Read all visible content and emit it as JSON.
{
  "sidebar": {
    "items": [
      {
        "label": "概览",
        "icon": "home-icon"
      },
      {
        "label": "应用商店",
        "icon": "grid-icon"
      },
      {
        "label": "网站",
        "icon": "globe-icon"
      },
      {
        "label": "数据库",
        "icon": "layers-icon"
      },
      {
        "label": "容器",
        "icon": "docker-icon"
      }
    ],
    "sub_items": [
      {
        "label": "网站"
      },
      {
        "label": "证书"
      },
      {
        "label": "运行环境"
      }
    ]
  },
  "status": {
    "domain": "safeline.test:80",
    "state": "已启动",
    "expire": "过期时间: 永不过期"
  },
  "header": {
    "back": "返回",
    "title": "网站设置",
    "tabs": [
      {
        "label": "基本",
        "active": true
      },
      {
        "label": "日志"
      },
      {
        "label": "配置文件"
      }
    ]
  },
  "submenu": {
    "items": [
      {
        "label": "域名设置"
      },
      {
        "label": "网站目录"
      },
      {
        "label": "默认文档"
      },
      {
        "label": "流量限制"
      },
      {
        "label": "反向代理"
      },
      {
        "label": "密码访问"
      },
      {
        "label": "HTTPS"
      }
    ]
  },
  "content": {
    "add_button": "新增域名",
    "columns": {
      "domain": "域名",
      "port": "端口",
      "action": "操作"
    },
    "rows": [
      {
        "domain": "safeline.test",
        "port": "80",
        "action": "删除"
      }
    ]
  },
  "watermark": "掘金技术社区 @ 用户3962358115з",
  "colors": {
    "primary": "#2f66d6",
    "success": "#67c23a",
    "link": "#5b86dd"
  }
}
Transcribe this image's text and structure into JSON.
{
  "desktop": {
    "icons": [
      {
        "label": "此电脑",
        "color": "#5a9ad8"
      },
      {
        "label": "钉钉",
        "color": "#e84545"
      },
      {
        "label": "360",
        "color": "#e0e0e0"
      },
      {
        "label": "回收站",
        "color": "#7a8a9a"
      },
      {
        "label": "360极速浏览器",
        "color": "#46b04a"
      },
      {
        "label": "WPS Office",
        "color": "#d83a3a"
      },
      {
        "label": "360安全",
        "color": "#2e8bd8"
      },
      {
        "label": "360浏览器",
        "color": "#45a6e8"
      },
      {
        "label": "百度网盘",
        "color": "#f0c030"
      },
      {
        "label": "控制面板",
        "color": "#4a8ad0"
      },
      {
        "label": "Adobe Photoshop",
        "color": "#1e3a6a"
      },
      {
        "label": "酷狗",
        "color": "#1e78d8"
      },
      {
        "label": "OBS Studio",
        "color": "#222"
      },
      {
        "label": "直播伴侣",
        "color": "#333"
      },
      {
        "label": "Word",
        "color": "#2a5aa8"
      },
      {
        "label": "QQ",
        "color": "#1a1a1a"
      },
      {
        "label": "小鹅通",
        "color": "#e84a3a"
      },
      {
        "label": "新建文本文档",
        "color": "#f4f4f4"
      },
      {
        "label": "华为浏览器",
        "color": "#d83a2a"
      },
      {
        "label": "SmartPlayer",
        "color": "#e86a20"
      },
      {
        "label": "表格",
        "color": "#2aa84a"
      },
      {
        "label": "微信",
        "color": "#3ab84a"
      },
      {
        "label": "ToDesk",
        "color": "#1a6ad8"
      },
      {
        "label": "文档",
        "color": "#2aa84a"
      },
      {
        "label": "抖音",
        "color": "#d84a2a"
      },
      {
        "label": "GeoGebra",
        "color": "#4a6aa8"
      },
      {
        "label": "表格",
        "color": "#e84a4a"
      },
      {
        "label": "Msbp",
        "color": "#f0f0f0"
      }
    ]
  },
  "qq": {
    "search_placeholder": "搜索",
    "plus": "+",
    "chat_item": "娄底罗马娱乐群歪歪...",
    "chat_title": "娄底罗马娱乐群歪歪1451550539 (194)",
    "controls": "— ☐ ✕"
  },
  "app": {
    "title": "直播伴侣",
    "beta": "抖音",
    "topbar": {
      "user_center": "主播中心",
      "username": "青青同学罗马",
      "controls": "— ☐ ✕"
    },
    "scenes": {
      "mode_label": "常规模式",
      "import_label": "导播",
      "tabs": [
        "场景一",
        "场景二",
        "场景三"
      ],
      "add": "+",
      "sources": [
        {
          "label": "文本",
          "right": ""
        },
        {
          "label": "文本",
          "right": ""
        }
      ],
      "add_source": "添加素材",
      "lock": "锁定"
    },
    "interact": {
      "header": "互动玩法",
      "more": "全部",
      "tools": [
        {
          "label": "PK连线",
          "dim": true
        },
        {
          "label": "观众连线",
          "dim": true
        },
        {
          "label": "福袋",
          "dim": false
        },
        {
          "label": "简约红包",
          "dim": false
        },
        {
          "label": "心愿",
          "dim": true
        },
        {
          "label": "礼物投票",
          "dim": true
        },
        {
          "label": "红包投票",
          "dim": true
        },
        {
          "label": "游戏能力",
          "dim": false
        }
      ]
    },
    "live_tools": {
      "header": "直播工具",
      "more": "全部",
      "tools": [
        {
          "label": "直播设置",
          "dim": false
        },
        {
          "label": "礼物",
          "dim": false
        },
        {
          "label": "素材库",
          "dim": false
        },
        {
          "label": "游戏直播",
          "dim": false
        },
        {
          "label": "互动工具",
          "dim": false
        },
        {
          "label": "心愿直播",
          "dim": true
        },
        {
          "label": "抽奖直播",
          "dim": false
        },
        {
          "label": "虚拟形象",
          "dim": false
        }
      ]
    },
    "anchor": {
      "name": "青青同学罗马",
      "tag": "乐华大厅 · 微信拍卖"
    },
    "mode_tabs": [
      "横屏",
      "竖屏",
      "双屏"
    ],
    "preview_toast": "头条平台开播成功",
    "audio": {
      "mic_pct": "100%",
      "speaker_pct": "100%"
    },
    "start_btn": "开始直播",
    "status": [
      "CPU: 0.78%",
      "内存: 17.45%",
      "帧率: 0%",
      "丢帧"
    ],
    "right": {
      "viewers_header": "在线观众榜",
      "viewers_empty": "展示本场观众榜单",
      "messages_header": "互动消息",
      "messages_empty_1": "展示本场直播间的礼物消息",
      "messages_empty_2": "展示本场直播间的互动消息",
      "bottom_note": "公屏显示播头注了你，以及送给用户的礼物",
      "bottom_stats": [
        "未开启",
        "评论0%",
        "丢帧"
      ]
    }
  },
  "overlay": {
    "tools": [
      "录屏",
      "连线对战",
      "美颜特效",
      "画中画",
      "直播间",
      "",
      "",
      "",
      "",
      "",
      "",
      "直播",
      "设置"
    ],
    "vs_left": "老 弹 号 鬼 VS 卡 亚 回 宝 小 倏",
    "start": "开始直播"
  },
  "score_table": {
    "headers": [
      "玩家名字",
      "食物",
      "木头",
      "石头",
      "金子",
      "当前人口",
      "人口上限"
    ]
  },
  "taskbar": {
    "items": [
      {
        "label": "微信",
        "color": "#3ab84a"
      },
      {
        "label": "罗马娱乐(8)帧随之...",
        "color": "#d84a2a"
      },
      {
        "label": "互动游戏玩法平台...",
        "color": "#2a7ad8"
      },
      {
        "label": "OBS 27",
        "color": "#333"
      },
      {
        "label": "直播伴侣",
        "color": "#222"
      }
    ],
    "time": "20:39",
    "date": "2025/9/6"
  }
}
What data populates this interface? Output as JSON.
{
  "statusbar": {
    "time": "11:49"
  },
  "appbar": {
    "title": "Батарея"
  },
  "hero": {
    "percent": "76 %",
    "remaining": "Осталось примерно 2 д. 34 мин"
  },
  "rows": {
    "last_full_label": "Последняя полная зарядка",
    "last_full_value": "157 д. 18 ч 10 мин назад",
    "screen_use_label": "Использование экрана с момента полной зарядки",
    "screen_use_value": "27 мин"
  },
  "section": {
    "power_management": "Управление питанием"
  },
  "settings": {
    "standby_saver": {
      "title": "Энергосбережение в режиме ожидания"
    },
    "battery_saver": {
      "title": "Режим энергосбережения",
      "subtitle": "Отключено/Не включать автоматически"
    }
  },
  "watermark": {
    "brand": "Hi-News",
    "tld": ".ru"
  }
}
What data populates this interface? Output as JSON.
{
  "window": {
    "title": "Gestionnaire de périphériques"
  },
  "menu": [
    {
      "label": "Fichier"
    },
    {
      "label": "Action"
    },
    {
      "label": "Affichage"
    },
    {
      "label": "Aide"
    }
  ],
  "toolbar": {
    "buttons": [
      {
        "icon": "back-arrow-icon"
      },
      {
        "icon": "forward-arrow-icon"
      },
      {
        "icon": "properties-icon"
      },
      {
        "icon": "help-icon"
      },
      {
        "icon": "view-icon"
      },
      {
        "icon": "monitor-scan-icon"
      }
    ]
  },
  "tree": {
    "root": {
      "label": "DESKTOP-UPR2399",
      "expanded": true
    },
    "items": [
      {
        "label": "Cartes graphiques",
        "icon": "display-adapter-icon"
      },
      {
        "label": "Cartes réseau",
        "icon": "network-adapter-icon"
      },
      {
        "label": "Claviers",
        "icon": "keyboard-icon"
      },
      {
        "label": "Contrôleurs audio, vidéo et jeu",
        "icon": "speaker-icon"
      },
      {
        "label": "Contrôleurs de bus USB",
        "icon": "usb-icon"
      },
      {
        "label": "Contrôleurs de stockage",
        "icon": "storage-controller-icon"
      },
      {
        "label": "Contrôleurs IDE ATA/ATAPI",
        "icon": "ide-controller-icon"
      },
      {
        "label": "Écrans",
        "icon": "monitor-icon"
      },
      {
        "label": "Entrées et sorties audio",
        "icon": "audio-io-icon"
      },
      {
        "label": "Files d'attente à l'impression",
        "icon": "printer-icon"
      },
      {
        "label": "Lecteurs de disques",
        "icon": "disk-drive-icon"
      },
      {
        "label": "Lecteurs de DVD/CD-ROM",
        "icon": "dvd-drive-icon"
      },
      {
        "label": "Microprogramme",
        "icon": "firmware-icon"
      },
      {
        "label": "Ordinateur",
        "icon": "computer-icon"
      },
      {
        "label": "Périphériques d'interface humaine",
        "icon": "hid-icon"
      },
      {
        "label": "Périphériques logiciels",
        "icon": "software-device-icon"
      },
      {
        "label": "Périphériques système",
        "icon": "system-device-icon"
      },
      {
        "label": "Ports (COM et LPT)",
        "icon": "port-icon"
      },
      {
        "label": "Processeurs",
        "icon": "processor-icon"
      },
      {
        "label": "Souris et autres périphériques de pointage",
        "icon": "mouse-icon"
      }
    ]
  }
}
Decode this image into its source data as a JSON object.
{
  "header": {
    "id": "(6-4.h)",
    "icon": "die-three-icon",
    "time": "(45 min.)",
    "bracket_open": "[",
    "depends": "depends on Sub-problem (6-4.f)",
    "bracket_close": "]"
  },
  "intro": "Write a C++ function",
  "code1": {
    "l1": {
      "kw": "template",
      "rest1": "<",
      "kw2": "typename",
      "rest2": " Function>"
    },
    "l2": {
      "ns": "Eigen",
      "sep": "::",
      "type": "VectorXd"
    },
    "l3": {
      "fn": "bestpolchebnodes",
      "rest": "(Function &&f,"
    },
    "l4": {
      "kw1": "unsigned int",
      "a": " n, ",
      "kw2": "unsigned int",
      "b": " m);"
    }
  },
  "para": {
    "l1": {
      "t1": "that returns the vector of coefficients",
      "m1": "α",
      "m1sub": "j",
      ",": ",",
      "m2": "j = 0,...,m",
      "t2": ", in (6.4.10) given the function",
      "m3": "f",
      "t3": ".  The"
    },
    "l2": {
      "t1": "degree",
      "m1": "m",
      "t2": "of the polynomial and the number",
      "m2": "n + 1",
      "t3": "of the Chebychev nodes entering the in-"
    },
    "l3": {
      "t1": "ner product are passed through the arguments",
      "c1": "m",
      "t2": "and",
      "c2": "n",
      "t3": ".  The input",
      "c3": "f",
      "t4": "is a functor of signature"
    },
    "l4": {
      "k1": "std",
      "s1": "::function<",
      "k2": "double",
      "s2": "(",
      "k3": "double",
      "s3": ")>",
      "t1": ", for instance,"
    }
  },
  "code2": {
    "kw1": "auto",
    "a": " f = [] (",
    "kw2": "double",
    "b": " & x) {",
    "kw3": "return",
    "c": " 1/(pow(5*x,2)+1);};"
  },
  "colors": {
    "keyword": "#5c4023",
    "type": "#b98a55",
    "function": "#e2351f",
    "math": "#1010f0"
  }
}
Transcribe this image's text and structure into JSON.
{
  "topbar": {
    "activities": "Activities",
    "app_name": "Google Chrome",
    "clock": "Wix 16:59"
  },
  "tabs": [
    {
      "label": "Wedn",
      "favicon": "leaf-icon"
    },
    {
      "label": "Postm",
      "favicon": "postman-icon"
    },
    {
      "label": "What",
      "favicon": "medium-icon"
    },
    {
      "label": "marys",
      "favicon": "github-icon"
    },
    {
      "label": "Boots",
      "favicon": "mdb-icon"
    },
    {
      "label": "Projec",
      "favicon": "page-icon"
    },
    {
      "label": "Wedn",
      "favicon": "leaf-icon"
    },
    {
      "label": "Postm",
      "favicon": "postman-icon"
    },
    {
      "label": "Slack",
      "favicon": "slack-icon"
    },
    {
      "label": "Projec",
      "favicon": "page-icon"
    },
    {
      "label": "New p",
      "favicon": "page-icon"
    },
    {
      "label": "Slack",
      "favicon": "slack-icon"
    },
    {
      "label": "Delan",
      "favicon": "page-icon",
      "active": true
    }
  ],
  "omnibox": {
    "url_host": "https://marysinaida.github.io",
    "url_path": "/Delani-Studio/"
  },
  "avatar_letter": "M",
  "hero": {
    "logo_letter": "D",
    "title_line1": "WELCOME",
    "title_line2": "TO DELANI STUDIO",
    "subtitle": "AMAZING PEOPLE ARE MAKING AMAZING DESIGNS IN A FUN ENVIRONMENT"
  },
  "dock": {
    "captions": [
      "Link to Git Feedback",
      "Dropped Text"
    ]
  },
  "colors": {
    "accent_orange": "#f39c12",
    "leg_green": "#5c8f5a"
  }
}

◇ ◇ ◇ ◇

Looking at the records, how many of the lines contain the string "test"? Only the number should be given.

2